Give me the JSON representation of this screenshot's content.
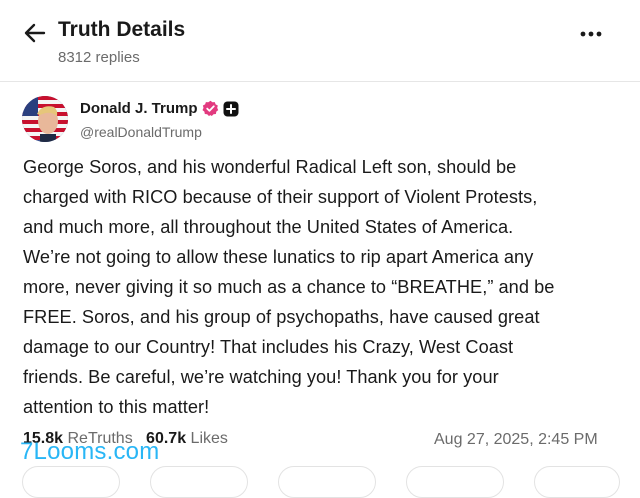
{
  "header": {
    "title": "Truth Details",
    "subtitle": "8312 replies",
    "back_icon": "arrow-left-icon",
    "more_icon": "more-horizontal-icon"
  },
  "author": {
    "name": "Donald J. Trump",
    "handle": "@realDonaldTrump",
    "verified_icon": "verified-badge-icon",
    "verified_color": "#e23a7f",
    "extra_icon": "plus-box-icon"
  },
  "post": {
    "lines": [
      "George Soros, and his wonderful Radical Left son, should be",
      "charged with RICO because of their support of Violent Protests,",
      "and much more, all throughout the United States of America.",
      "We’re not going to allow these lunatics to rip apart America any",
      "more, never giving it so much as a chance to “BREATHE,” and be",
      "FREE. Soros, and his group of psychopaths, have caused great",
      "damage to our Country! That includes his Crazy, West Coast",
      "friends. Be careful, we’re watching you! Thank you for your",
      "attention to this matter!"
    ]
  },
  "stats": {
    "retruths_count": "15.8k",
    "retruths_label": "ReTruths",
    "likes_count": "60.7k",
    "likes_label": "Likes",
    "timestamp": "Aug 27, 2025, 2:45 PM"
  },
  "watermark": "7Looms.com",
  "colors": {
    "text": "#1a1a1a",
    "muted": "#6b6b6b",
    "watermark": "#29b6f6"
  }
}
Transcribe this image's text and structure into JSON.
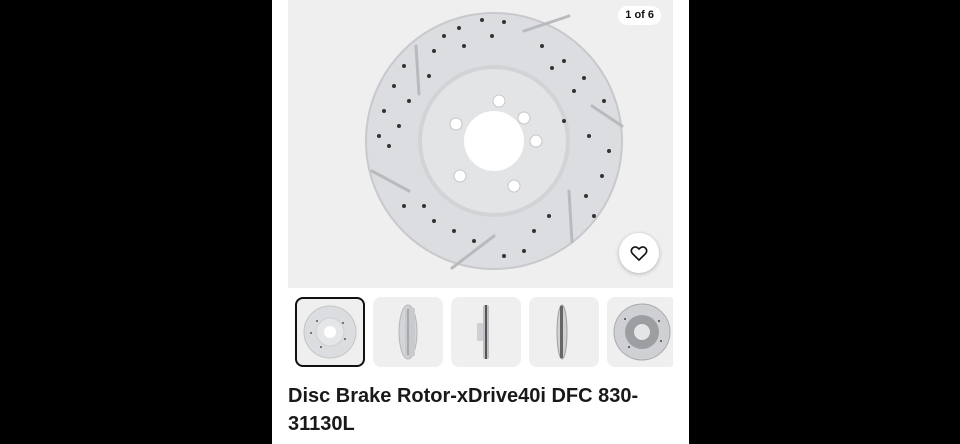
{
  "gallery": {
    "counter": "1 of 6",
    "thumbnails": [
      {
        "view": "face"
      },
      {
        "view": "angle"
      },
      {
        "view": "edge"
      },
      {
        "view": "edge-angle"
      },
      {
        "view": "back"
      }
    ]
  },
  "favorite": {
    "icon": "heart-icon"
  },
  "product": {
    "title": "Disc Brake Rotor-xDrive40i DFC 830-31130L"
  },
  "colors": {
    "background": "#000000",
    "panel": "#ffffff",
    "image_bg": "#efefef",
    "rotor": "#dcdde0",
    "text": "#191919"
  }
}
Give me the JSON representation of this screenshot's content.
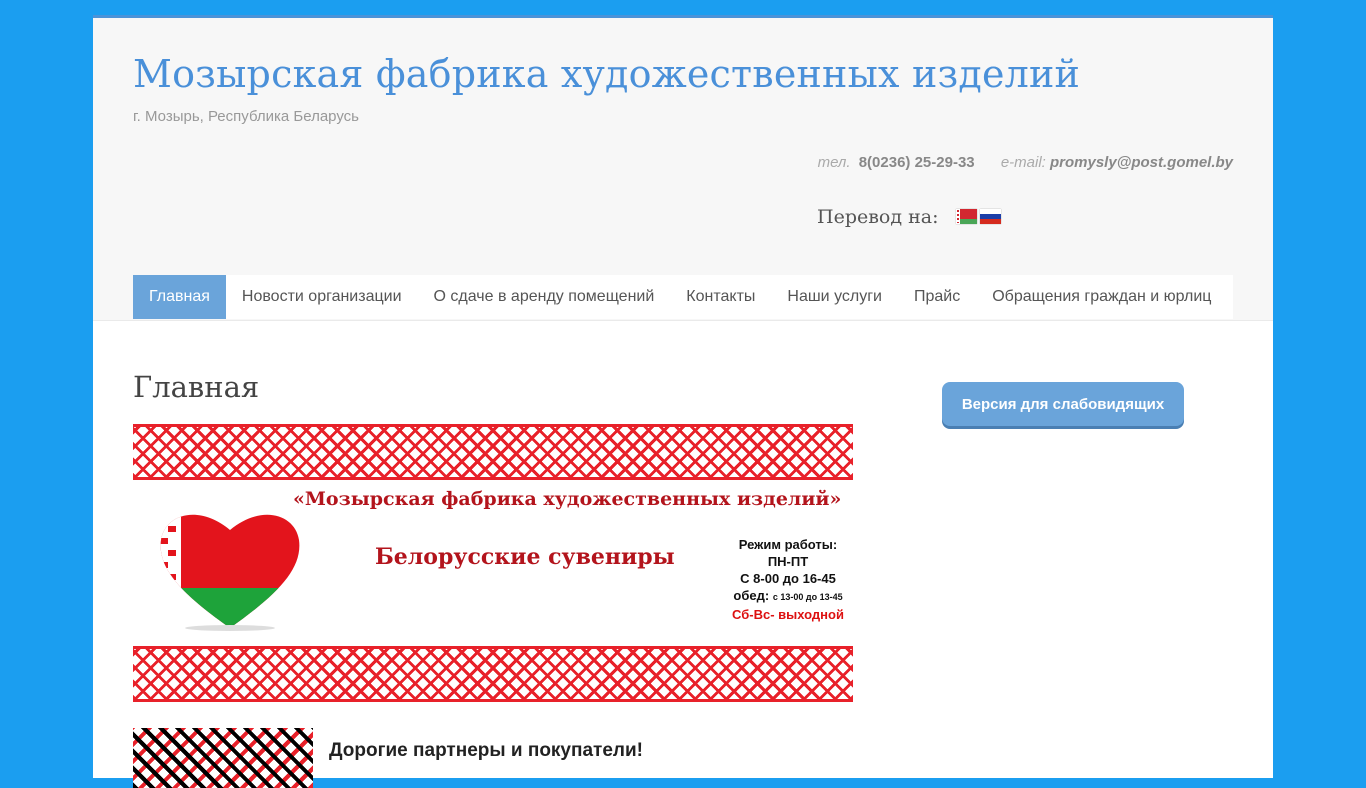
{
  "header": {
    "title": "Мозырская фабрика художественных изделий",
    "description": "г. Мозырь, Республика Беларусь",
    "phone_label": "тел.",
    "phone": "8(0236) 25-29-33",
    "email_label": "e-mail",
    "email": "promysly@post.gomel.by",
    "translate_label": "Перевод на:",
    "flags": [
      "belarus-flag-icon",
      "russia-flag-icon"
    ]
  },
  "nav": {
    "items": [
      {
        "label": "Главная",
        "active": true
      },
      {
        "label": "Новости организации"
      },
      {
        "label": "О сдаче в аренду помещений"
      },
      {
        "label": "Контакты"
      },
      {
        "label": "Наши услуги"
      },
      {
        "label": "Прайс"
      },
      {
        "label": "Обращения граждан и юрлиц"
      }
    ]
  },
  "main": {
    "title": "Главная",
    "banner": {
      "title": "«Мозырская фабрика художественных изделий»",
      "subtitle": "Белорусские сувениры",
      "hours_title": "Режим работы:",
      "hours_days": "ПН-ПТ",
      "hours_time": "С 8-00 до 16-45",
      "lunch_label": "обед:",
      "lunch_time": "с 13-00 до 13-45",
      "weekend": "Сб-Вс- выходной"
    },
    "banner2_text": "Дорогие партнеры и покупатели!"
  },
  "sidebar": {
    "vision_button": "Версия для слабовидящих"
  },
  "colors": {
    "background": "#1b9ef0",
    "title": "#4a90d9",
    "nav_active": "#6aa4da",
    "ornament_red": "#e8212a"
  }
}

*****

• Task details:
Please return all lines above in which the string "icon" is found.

• Expected output:
    "back_icon": "arrow-left-icon",
    "more_icon": "more-horizontal-icon"
    "verified_icon": "verified-badge-icon",
    "extra_icon": "plus-box-icon"
    "icon": "heart-icon"
      "belarus-flag-icon",
      "russia-flag-icon"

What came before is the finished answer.